According to Bach, British shipping, which was geared to a commercially oriented tonnage formula, had become 'notoriously inefficient'. The length and breadth of the ship was taken into account, but little else. Thus, the ships were slow and awkward, and the average passage from England was about 130-140 days, with the ships bobbing on the waves like corks. However with the repeal of the British Navigation Acts in 1849, Britain, and in turn Australia, was able to take advantage of the advances in shipbuilding which had emerged from America in the form of the clipper, 'the ultimate refinement of the sailing vessel'.

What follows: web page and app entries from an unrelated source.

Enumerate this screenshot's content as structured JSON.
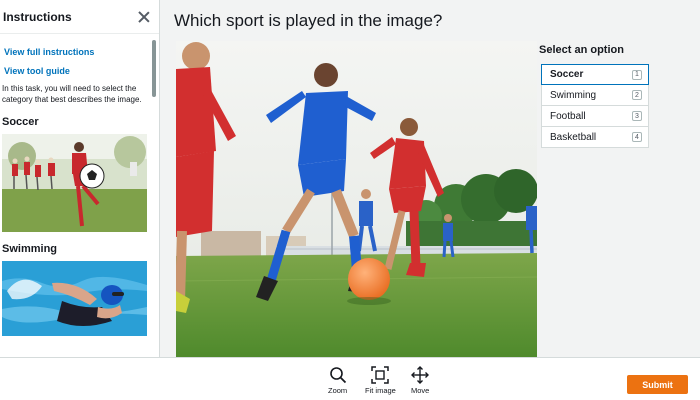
{
  "instructions": {
    "title": "Instructions",
    "view_full_link": "View full instructions",
    "view_tool_link": "View tool guide",
    "description": "In this task, you will need to select the category that best describes the image.",
    "examples": [
      {
        "label": "Soccer"
      },
      {
        "label": "Swimming"
      }
    ]
  },
  "question": "Which sport is played in the image?",
  "options_panel": {
    "label": "Select an option",
    "options": [
      {
        "label": "Soccer",
        "key": "1",
        "selected": true
      },
      {
        "label": "Swimming",
        "key": "2",
        "selected": false
      },
      {
        "label": "Football",
        "key": "3",
        "selected": false
      },
      {
        "label": "Basketball",
        "key": "4",
        "selected": false
      }
    ]
  },
  "toolbar": {
    "zoom_label": "Zoom",
    "fit_label": "Fit image",
    "move_label": "Move",
    "submit_label": "Submit"
  },
  "colors": {
    "accent": "#0073bb",
    "submit": "#ec7211"
  }
}
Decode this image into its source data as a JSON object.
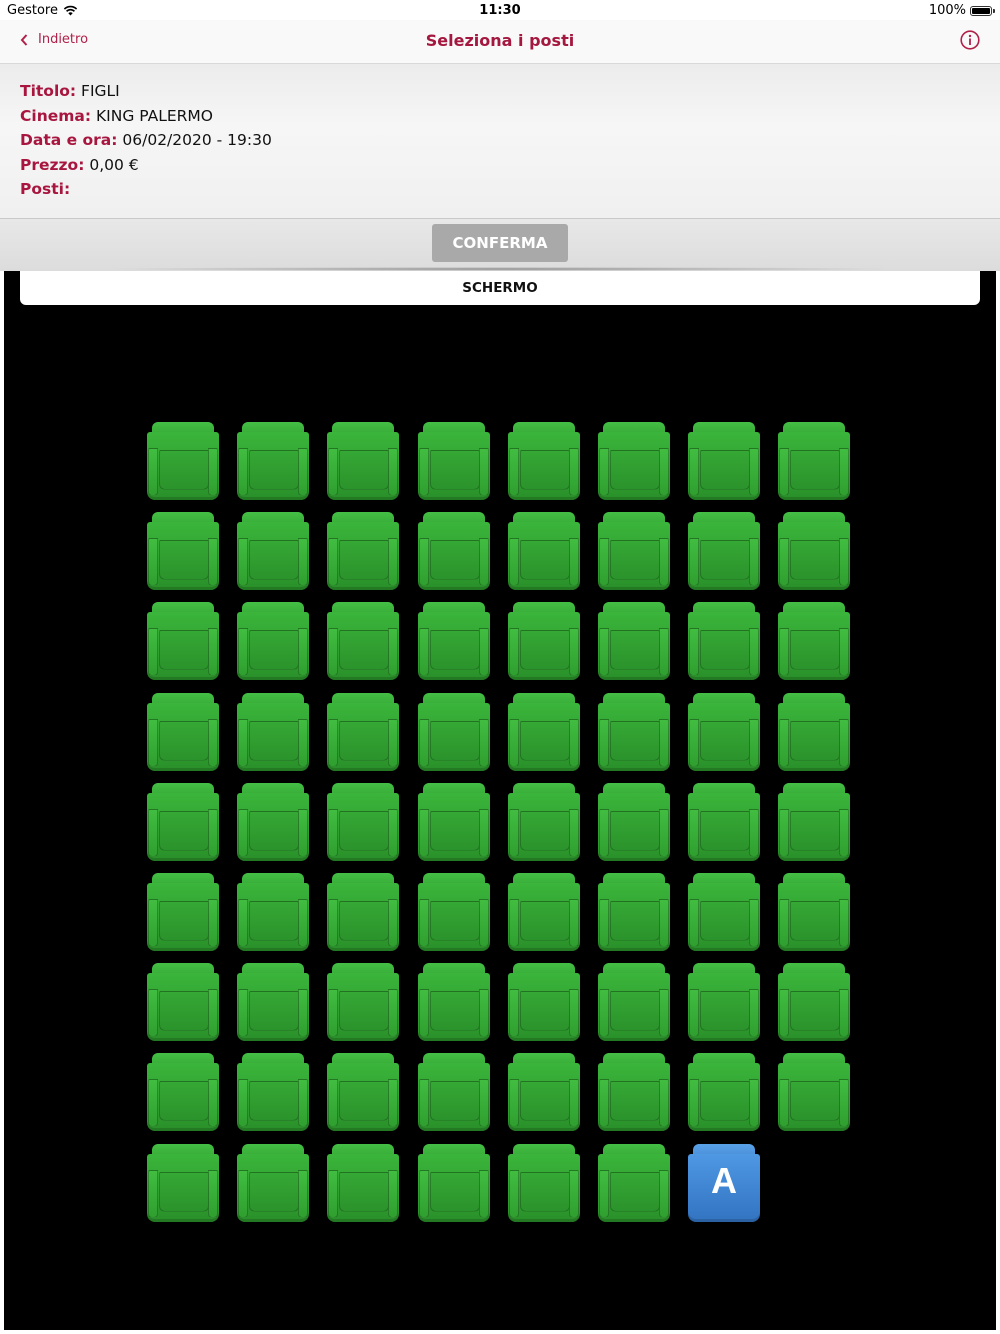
{
  "status_bar": {
    "carrier": "Gestore",
    "time": "11:30",
    "battery": "100%",
    "battery_level": 1.0
  },
  "nav": {
    "back_label": "Indietro",
    "title": "Seleziona i posti",
    "info_icon": "info-circle-icon"
  },
  "info": {
    "title_label": "Titolo:",
    "title_value": "FIGLI",
    "cinema_label": "Cinema:",
    "cinema_value": "KING PALERMO",
    "datetime_label": "Data e ora:",
    "datetime_value": "06/02/2020 - 19:30",
    "price_label": "Prezzo:",
    "price_value": "0,00 €",
    "seats_label": "Posti:",
    "seats_value": ""
  },
  "confirm": {
    "label": "CONFERMA"
  },
  "seat_map": {
    "screen_label": "SCHERMO",
    "colors": {
      "available": "#2e9f2e",
      "special": "#4a90e2",
      "background": "#000000"
    },
    "rows": [
      [
        "available",
        "available",
        "available",
        "available",
        "available",
        "available",
        "available",
        "available"
      ],
      [
        "available",
        "available",
        "available",
        "available",
        "available",
        "available",
        "available",
        "available"
      ],
      [
        "available",
        "available",
        "available",
        "available",
        "available",
        "available",
        "available",
        "available"
      ],
      [
        "available",
        "available",
        "available",
        "available",
        "available",
        "available",
        "available",
        "available"
      ],
      [
        "available",
        "available",
        "available",
        "available",
        "available",
        "available",
        "available",
        "available"
      ],
      [
        "available",
        "available",
        "available",
        "available",
        "available",
        "available",
        "available",
        "available"
      ],
      [
        "available",
        "available",
        "available",
        "available",
        "available",
        "available",
        "available",
        "available"
      ],
      [
        "available",
        "available",
        "available",
        "available",
        "available",
        "available",
        "available",
        "available"
      ],
      [
        "available",
        "available",
        "available",
        "available",
        "available",
        "available",
        "special",
        "empty"
      ]
    ],
    "special_seat_letter": "A"
  }
}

The American clipper evolved to meet a new demand for speed on the ocean trade routes. The first cargoes of the new season's tea to reach Europe from China, for example, earned higher prices than later shipments. Thus there were great rewards for the fastest sailing ships. When gold was found in California, travellers demanded a speedy trip to the diggings and were prepared to pay for it. In Australia a similar situation developed and the fastest possible passage was sought by thousands of people eager to reach the gold fields and stake a claim. Furthermore, the demand for luxury goods, food, and equipment on the goldfields was such that fortunes were waiting for the first ships that arrived in port. 'Never before', writes Blainey, 'had such rewards awaited ship owners with the fastest ships'.
The first clippers were made in Baltimore, and earned their name from an American phrase 'to move at a fast clip'. Made from softwood, these spacious schooners were low and fast, and designed primarily for speed. Their slender wooden hulls had fine lines and curves, and their tall masts carried a wide spread of sail. They included various innovations in design. For example, in order to move cleanly and with as little resistance as possible, the bottoms of the wooden clippers was sheathed with copper. The copper remained relatively clean and smooth and free from the barnacles which otherwise would have impeded speed. Donald McKay built the most famous clippers between 1845 and 1855 at his shipyard in Boston. They were large vessels, ranging in size from 1,500 to 2,000 tons and manned by immense crews of up to 120 men. Vessels such as Lightning, Champion of the Seas, James Baines, and Donald McKay astonished the nautical world with their amazing speeds; achieving voyage of less than 70 days from Europe to Australia.
People in Bright Sparcs - Bach, John; Blainey, G.; Dunbar, Duncan; Inglis, Andrea; McKay, Donald
© 1988 Print Edition pages 451 - 452, Online Edition 2000
Published by Australian Science and Technology Heritage Centre, using the Web Academic Resource Publisher